**Activity**
All entries should be output exactly as they stand.

====== Listed records ======

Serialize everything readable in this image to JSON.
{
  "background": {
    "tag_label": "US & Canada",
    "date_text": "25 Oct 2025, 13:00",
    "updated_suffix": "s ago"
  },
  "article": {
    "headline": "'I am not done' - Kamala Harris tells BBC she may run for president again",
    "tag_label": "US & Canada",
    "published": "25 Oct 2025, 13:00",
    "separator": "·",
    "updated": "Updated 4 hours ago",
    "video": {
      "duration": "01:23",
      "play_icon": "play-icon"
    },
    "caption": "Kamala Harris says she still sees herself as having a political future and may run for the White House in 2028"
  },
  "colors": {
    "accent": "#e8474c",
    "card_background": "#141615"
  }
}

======

**Result**
Serialize everything readable in this image to JSON.
{
  "background": {
    "tag_label": "US & Canada",
    "date_text": "25 Oct 2025, 13:00",
    "updated_suffix": "s ago"
  },
  "article": {
    "headline": "'I am not done' - Kamala Harris tells BBC she may run for president again",
    "tag_label": "US & Canada",
    "published": "25 Oct 2025, 13:00",
    "separator": "·",
    "updated": "Updated 4 hours ago",
    "video": {
      "duration": "01:23",
      "play_icon": "play-icon"
    },
    "caption": "Kamala Harris says she still sees herself as having a political future and may run for the White House in 2028"
  },
  "colors": {
    "accent": "#e8474c",
    "card_background": "#141615"
  }
}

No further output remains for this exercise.